**EXERCISE**.
Print the whole listing again exactly, keeping no pictures in it.

**WORKING DATA**.
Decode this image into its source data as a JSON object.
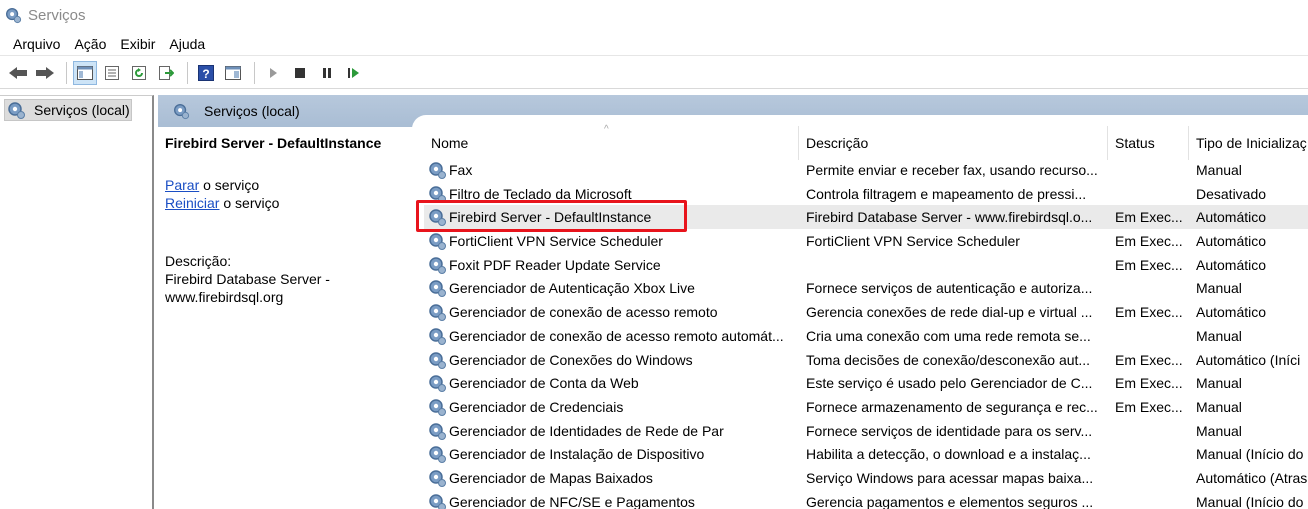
{
  "window": {
    "title": "Serviços"
  },
  "menu": [
    "Arquivo",
    "Ação",
    "Exibir",
    "Ajuda"
  ],
  "toolbar": {
    "buttons": [
      "back-icon",
      "forward-icon",
      "console-tree-icon",
      "properties-icon",
      "refresh-icon",
      "export-list-icon",
      "help-icon",
      "view-icon",
      "start-icon",
      "stop-icon",
      "pause-icon",
      "restart-icon"
    ]
  },
  "tree": {
    "root_label": "Serviços (local)"
  },
  "panel": {
    "header_label": "Serviços (local)"
  },
  "details": {
    "service_title": "Firebird Server - DefaultInstance",
    "stop_link": "Parar",
    "stop_suffix": " o serviço",
    "restart_link": "Reiniciar",
    "restart_suffix": " o serviço",
    "desc_label": "Descrição:",
    "desc_line1": "Firebird Database Server -",
    "desc_line2": "www.firebirdsql.org"
  },
  "columns": {
    "name": "Nome",
    "desc": "Descrição",
    "status": "Status",
    "type": "Tipo de Inicializaç"
  },
  "services": [
    {
      "name": "Fax",
      "desc": "Permite enviar e receber fax, usando recurso...",
      "status": "",
      "type": "Manual"
    },
    {
      "name": "Filtro de Teclado da Microsoft",
      "desc": "Controla filtragem e mapeamento de pressi...",
      "status": "",
      "type": "Desativado"
    },
    {
      "name": "Firebird Server - DefaultInstance",
      "desc": "Firebird Database Server - www.firebirdsql.o...",
      "status": "Em Exec...",
      "type": "Automático"
    },
    {
      "name": "FortiClient VPN Service Scheduler",
      "desc": "FortiClient VPN Service Scheduler",
      "status": "Em Exec...",
      "type": "Automático"
    },
    {
      "name": "Foxit PDF Reader Update Service",
      "desc": "",
      "status": "Em Exec...",
      "type": "Automático"
    },
    {
      "name": "Gerenciador de Autenticação Xbox Live",
      "desc": "Fornece serviços de autenticação e autoriza...",
      "status": "",
      "type": "Manual"
    },
    {
      "name": "Gerenciador de conexão de acesso remoto",
      "desc": "Gerencia conexões de rede dial-up e virtual ...",
      "status": "Em Exec...",
      "type": "Automático"
    },
    {
      "name": "Gerenciador de conexão de acesso remoto automát...",
      "desc": "Cria uma conexão com uma rede remota se...",
      "status": "",
      "type": "Manual"
    },
    {
      "name": "Gerenciador de Conexões do Windows",
      "desc": "Toma decisões de conexão/desconexão aut...",
      "status": "Em Exec...",
      "type": "Automático (Iníci"
    },
    {
      "name": "Gerenciador de Conta da Web",
      "desc": "Este serviço é usado pelo Gerenciador de C...",
      "status": "Em Exec...",
      "type": "Manual"
    },
    {
      "name": "Gerenciador de Credenciais",
      "desc": "Fornece armazenamento de segurança e rec...",
      "status": "Em Exec...",
      "type": "Manual"
    },
    {
      "name": "Gerenciador de Identidades de Rede de Par",
      "desc": "Fornece serviços de identidade para os serv...",
      "status": "",
      "type": "Manual"
    },
    {
      "name": "Gerenciador de Instalação de Dispositivo",
      "desc": "Habilita a detecção, o download e a instalaç...",
      "status": "",
      "type": "Manual (Início do"
    },
    {
      "name": "Gerenciador de Mapas Baixados",
      "desc": "Serviço Windows para acessar mapas baixa...",
      "status": "",
      "type": "Automático (Atras"
    },
    {
      "name": "Gerenciador de NFC/SE e Pagamentos",
      "desc": "Gerencia pagamentos e elementos seguros ...",
      "status": "",
      "type": "Manual (Início do"
    }
  ],
  "selected_index": 2,
  "colors": {
    "header": "#b2c4da",
    "highlight": "#e8141c",
    "link": "#1a4ec4"
  }
}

**FINISHED TASK**.
Decode this image into its source data as a JSON object.
{
  "window": {
    "title": "Serviços"
  },
  "menu": [
    "Arquivo",
    "Ação",
    "Exibir",
    "Ajuda"
  ],
  "toolbar": {
    "buttons": [
      "back-icon",
      "forward-icon",
      "console-tree-icon",
      "properties-icon",
      "refresh-icon",
      "export-list-icon",
      "help-icon",
      "view-icon",
      "start-icon",
      "stop-icon",
      "pause-icon",
      "restart-icon"
    ]
  },
  "tree": {
    "root_label": "Serviços (local)"
  },
  "panel": {
    "header_label": "Serviços (local)"
  },
  "details": {
    "service_title": "Firebird Server - DefaultInstance",
    "stop_link": "Parar",
    "stop_suffix": " o serviço",
    "restart_link": "Reiniciar",
    "restart_suffix": " o serviço",
    "desc_label": "Descrição:",
    "desc_line1": "Firebird Database Server -",
    "desc_line2": "www.firebirdsql.org"
  },
  "columns": {
    "name": "Nome",
    "desc": "Descrição",
    "status": "Status",
    "type": "Tipo de Inicializaç"
  },
  "services": [
    {
      "name": "Fax",
      "desc": "Permite enviar e receber fax, usando recurso...",
      "status": "",
      "type": "Manual"
    },
    {
      "name": "Filtro de Teclado da Microsoft",
      "desc": "Controla filtragem e mapeamento de pressi...",
      "status": "",
      "type": "Desativado"
    },
    {
      "name": "Firebird Server - DefaultInstance",
      "desc": "Firebird Database Server - www.firebirdsql.o...",
      "status": "Em Exec...",
      "type": "Automático"
    },
    {
      "name": "FortiClient VPN Service Scheduler",
      "desc": "FortiClient VPN Service Scheduler",
      "status": "Em Exec...",
      "type": "Automático"
    },
    {
      "name": "Foxit PDF Reader Update Service",
      "desc": "",
      "status": "Em Exec...",
      "type": "Automático"
    },
    {
      "name": "Gerenciador de Autenticação Xbox Live",
      "desc": "Fornece serviços de autenticação e autoriza...",
      "status": "",
      "type": "Manual"
    },
    {
      "name": "Gerenciador de conexão de acesso remoto",
      "desc": "Gerencia conexões de rede dial-up e virtual ...",
      "status": "Em Exec...",
      "type": "Automático"
    },
    {
      "name": "Gerenciador de conexão de acesso remoto automát...",
      "desc": "Cria uma conexão com uma rede remota se...",
      "status": "",
      "type": "Manual"
    },
    {
      "name": "Gerenciador de Conexões do Windows",
      "desc": "Toma decisões de conexão/desconexão aut...",
      "status": "Em Exec...",
      "type": "Automático (Iníci"
    },
    {
      "name": "Gerenciador de Conta da Web",
      "desc": "Este serviço é usado pelo Gerenciador de C...",
      "status": "Em Exec...",
      "type": "Manual"
    },
    {
      "name": "Gerenciador de Credenciais",
      "desc": "Fornece armazenamento de segurança e rec...",
      "status": "Em Exec...",
      "type": "Manual"
    },
    {
      "name": "Gerenciador de Identidades de Rede de Par",
      "desc": "Fornece serviços de identidade para os serv...",
      "status": "",
      "type": "Manual"
    },
    {
      "name": "Gerenciador de Instalação de Dispositivo",
      "desc": "Habilita a detecção, o download e a instalaç...",
      "status": "",
      "type": "Manual (Início do"
    },
    {
      "name": "Gerenciador de Mapas Baixados",
      "desc": "Serviço Windows para acessar mapas baixa...",
      "status": "",
      "type": "Automático (Atras"
    },
    {
      "name": "Gerenciador de NFC/SE e Pagamentos",
      "desc": "Gerencia pagamentos e elementos seguros ...",
      "status": "",
      "type": "Manual (Início do"
    }
  ],
  "selected_index": 2,
  "colors": {
    "header": "#b2c4da",
    "highlight": "#e8141c",
    "link": "#1a4ec4"
  }
}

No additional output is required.